Having said all this, of course not all the before-they-were-stars music out there is great. Some of it certainly isn’t. And some of these stars are (rightly or not) still not over the fact that they have juvenilia out there. Billy Joel famously blocked a much-needed CD reissue of his first LP with The Hassles, which had the domino effect of making impossible a CD reissue of the band’s second LP—which contains the very best work Joel did before the atrocity of his brief stint in the duo Attila and the fairly slow start to his solo career. Just so, many fans of the artists who got their start in the sixties won’t listen to that work because it’s so… well… sixties. It sounds dated to the ears of dedicated fans. But if you judge the work on its own merit and in its own context, you see that in songs like “Earth” by Smile (a group of musicians that you might know better as the future Queen) or “Jeanetta” by Mabel Greer’s Toyshop (who the prog fans among us now know as the band Yes), you can see flashes of genius. And in a few rare cases the artists themselves will admit it; I give Marky Ramone, a follower of the Twitter feed attached to RETRO, enormous credit for acknowledging that he did his best drumming with the band Dust (not because his skills diminished over time, mind you, but due to the fact that Ramones songs didn’t call for many fills or too much flair).
I’m expecting this will be an ongoing series at RETRO, as I do my best to—whether the artists can see the value in their juvenilia or not—resurrect some of their early work to show how the Long Sixties shaped the work of artists who are still relevant today. I mean, while I wasn’t myself actually a big fan of Chevy Chase in the 1980s, I adored him in Community (NBC) in the 2010s; knowing that he was a drummer in a psychedelic band during the period of time that I think most conclusively shaped music is profoundly meaningful to me. So too is hearing the sense of humor and warmth and vulnerability of a band that in its later incarnation remains opaque to me (I refer here to the Stalk–Forrest Group, which became Blue Öyster Cult). I know that as this series continues, there will be many more such discoveries for both you and me.
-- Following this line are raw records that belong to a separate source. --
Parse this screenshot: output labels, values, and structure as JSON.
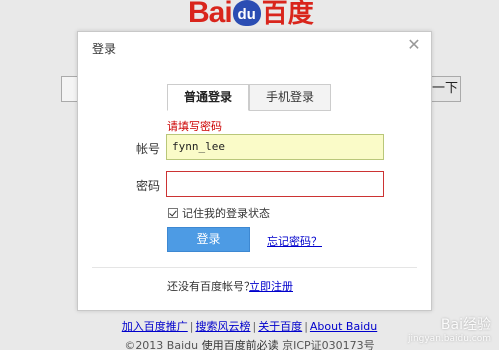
{
  "background": {
    "logo": {
      "part1": "Bai",
      "part2": "du",
      "part3": "百度"
    },
    "search_button_label": "一下",
    "footer_links": [
      "加入百度推广",
      "搜索风云榜",
      "关于百度",
      "About Baidu"
    ],
    "copyright": "©2013 Baidu",
    "copyright_link": "使用百度前必读",
    "icp": "京ICP证030173号",
    "watermark": "Bai经验",
    "watermark_url": "jingyan.baidu.com"
  },
  "dialog": {
    "title": "登录",
    "close_icon": "close-icon",
    "tabs": [
      {
        "label": "普通登录",
        "active": true
      },
      {
        "label": "手机登录",
        "active": false
      }
    ],
    "error": "请填写密码",
    "username_label": "帐号",
    "username_value": "fynn_lee",
    "password_label": "密码",
    "password_value": "",
    "remember_label": "记住我的登录状态",
    "remember_checked": true,
    "login_button": "登录",
    "forgot_link": "忘记密码？",
    "no_account_text": "还没有百度帐号？",
    "register_link": "立即注册"
  },
  "colors": {
    "brand_red": "#d9251c",
    "brand_blue": "#2b4db3",
    "button_blue": "#4d9be4",
    "error_red": "#cc0000",
    "link_blue": "#0000cc"
  }
}
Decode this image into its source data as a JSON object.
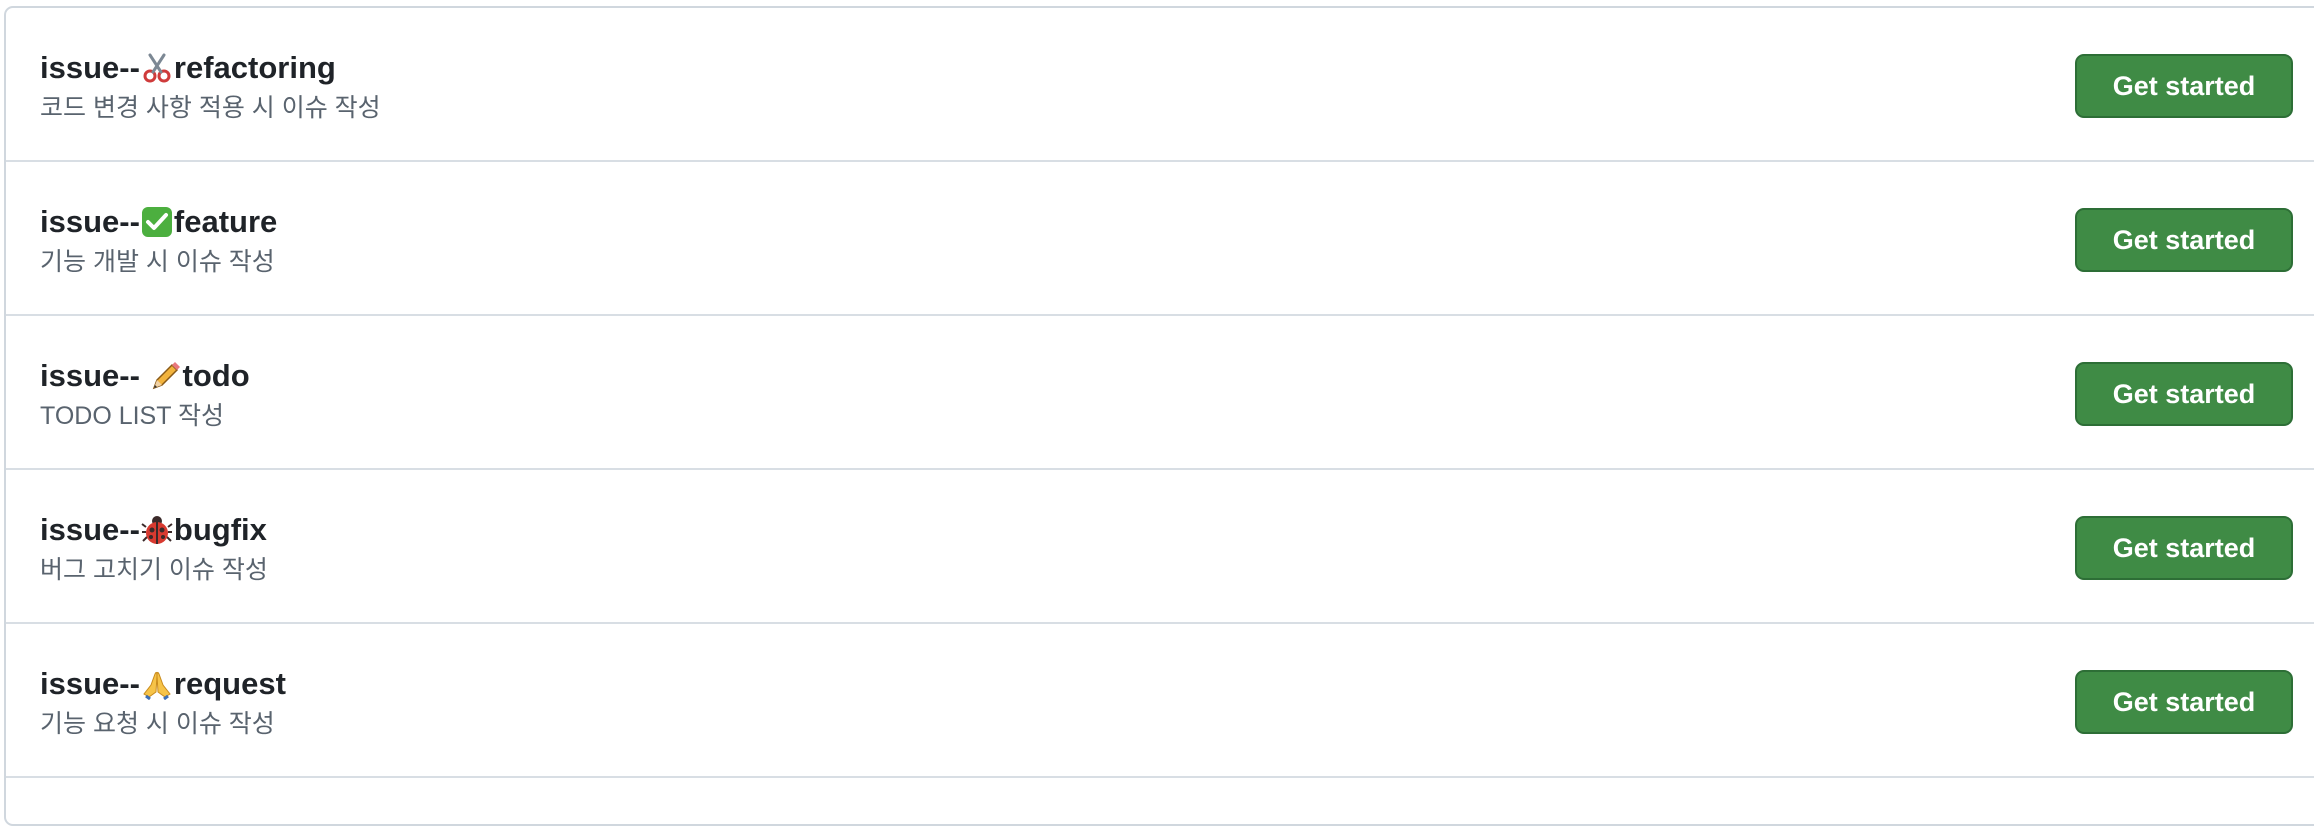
{
  "templates": [
    {
      "prefix": "issue--",
      "icon": "scissors-icon",
      "name": "refactoring",
      "description": "코드 변경 사항 적용 시 이슈 작성",
      "button_label": "Get started"
    },
    {
      "prefix": "issue--",
      "icon": "check-mark-icon",
      "name": "feature",
      "description": "기능 개발 시 이슈 작성",
      "button_label": "Get started"
    },
    {
      "prefix": "issue-- ",
      "icon": "pencil-icon",
      "name": "todo",
      "description": "TODO LIST 작성",
      "button_label": "Get started"
    },
    {
      "prefix": "issue--",
      "icon": "ladybug-icon",
      "name": "bugfix",
      "description": "버그 고치기 이슈 작성",
      "button_label": "Get started"
    },
    {
      "prefix": "issue--",
      "icon": "folded-hands-icon",
      "name": "request",
      "description": "기능 요청 시 이슈 작성",
      "button_label": "Get started"
    }
  ],
  "colors": {
    "button_background": "#3f8b45",
    "button_border": "#2d6e36",
    "title": "#1f2328",
    "description": "#59636e",
    "divider": "#d8dee4"
  }
}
As ever, please know that I read all your comments and take them into account quite seriously! If you’ve got a good example of a recorded song from a future megastar in an obscure band, and if that recorded music is from the era between 1965 and 1972, it may well end up in a future edition of this series! So do feel free to discuss not just these ten songs, but any that they make you think of in the comment section below!
So without any further ado, on to some very obscure—and in many instances unjustly “lost”—music by future megastars!